What to do:
Set the listing down again exactly, please, apart from its pictures.

The data:
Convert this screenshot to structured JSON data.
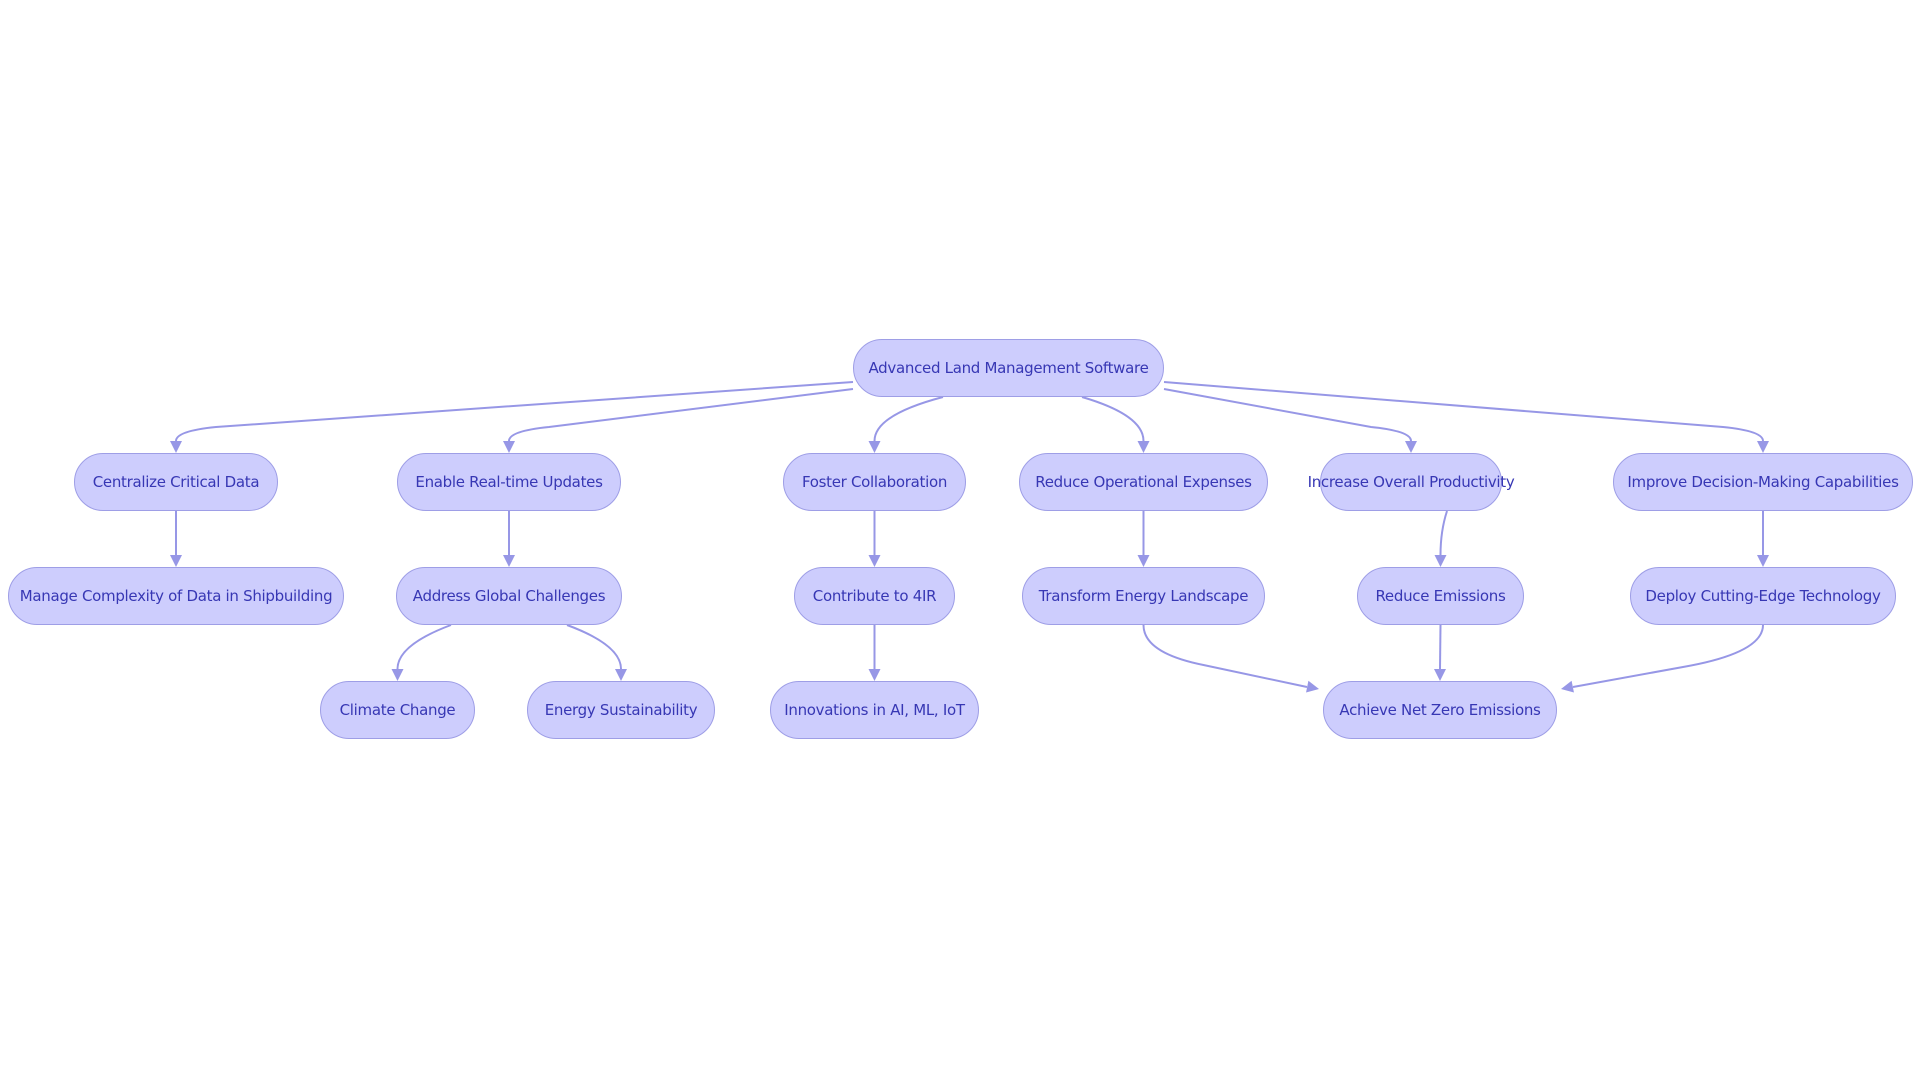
{
  "diagram": {
    "type": "flowchart",
    "direction": "top-down",
    "colors": {
      "node_fill": "#cdcdfd",
      "node_border": "#9e9ee6",
      "node_text": "#3737b4",
      "edge": "#9797e6",
      "background": "#ffffff"
    },
    "nodes": [
      {
        "id": "root",
        "label": "Advanced Land Management Software"
      },
      {
        "id": "centralize",
        "label": "Centralize Critical Data"
      },
      {
        "id": "enable",
        "label": "Enable Real-time Updates"
      },
      {
        "id": "foster",
        "label": "Foster Collaboration"
      },
      {
        "id": "reduceops",
        "label": "Reduce Operational Expenses"
      },
      {
        "id": "increase",
        "label": "Increase Overall Productivity"
      },
      {
        "id": "improve",
        "label": "Improve Decision-Making Capabilities"
      },
      {
        "id": "manage",
        "label": "Manage Complexity of Data in Shipbuilding"
      },
      {
        "id": "address",
        "label": "Address Global Challenges"
      },
      {
        "id": "contribute",
        "label": "Contribute to 4IR"
      },
      {
        "id": "transform",
        "label": "Transform Energy Landscape"
      },
      {
        "id": "reduceem",
        "label": "Reduce Emissions"
      },
      {
        "id": "deploy",
        "label": "Deploy Cutting-Edge Technology"
      },
      {
        "id": "climate",
        "label": "Climate Change"
      },
      {
        "id": "energy",
        "label": "Energy Sustainability"
      },
      {
        "id": "innovations",
        "label": "Innovations in AI, ML, IoT"
      },
      {
        "id": "netzero",
        "label": "Achieve Net Zero Emissions"
      }
    ],
    "edges": [
      {
        "from": "root",
        "to": "centralize"
      },
      {
        "from": "root",
        "to": "enable"
      },
      {
        "from": "root",
        "to": "foster"
      },
      {
        "from": "root",
        "to": "reduceops"
      },
      {
        "from": "root",
        "to": "increase"
      },
      {
        "from": "root",
        "to": "improve"
      },
      {
        "from": "centralize",
        "to": "manage"
      },
      {
        "from": "enable",
        "to": "address"
      },
      {
        "from": "address",
        "to": "climate"
      },
      {
        "from": "address",
        "to": "energy"
      },
      {
        "from": "foster",
        "to": "contribute"
      },
      {
        "from": "contribute",
        "to": "innovations"
      },
      {
        "from": "reduceops",
        "to": "transform"
      },
      {
        "from": "transform",
        "to": "netzero"
      },
      {
        "from": "increase",
        "to": "reduceem"
      },
      {
        "from": "reduceem",
        "to": "netzero"
      },
      {
        "from": "improve",
        "to": "deploy"
      },
      {
        "from": "deploy",
        "to": "netzero"
      }
    ]
  }
}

Task output:
Convert this screenshot to structured JSON data.
{
  "diagram": {
    "type": "flowchart",
    "direction": "top-down",
    "colors": {
      "node_fill": "#cdcdfd",
      "node_border": "#9e9ee6",
      "node_text": "#3737b4",
      "edge": "#9797e6",
      "background": "#ffffff"
    },
    "nodes": [
      {
        "id": "root",
        "label": "Advanced Land Management Software"
      },
      {
        "id": "centralize",
        "label": "Centralize Critical Data"
      },
      {
        "id": "enable",
        "label": "Enable Real-time Updates"
      },
      {
        "id": "foster",
        "label": "Foster Collaboration"
      },
      {
        "id": "reduceops",
        "label": "Reduce Operational Expenses"
      },
      {
        "id": "increase",
        "label": "Increase Overall Productivity"
      },
      {
        "id": "improve",
        "label": "Improve Decision-Making Capabilities"
      },
      {
        "id": "manage",
        "label": "Manage Complexity of Data in Shipbuilding"
      },
      {
        "id": "address",
        "label": "Address Global Challenges"
      },
      {
        "id": "contribute",
        "label": "Contribute to 4IR"
      },
      {
        "id": "transform",
        "label": "Transform Energy Landscape"
      },
      {
        "id": "reduceem",
        "label": "Reduce Emissions"
      },
      {
        "id": "deploy",
        "label": "Deploy Cutting-Edge Technology"
      },
      {
        "id": "climate",
        "label": "Climate Change"
      },
      {
        "id": "energy",
        "label": "Energy Sustainability"
      },
      {
        "id": "innovations",
        "label": "Innovations in AI, ML, IoT"
      },
      {
        "id": "netzero",
        "label": "Achieve Net Zero Emissions"
      }
    ],
    "edges": [
      {
        "from": "root",
        "to": "centralize"
      },
      {
        "from": "root",
        "to": "enable"
      },
      {
        "from": "root",
        "to": "foster"
      },
      {
        "from": "root",
        "to": "reduceops"
      },
      {
        "from": "root",
        "to": "increase"
      },
      {
        "from": "root",
        "to": "improve"
      },
      {
        "from": "centralize",
        "to": "manage"
      },
      {
        "from": "enable",
        "to": "address"
      },
      {
        "from": "address",
        "to": "climate"
      },
      {
        "from": "address",
        "to": "energy"
      },
      {
        "from": "foster",
        "to": "contribute"
      },
      {
        "from": "contribute",
        "to": "innovations"
      },
      {
        "from": "reduceops",
        "to": "transform"
      },
      {
        "from": "transform",
        "to": "netzero"
      },
      {
        "from": "increase",
        "to": "reduceem"
      },
      {
        "from": "reduceem",
        "to": "netzero"
      },
      {
        "from": "improve",
        "to": "deploy"
      },
      {
        "from": "deploy",
        "to": "netzero"
      }
    ]
  }
}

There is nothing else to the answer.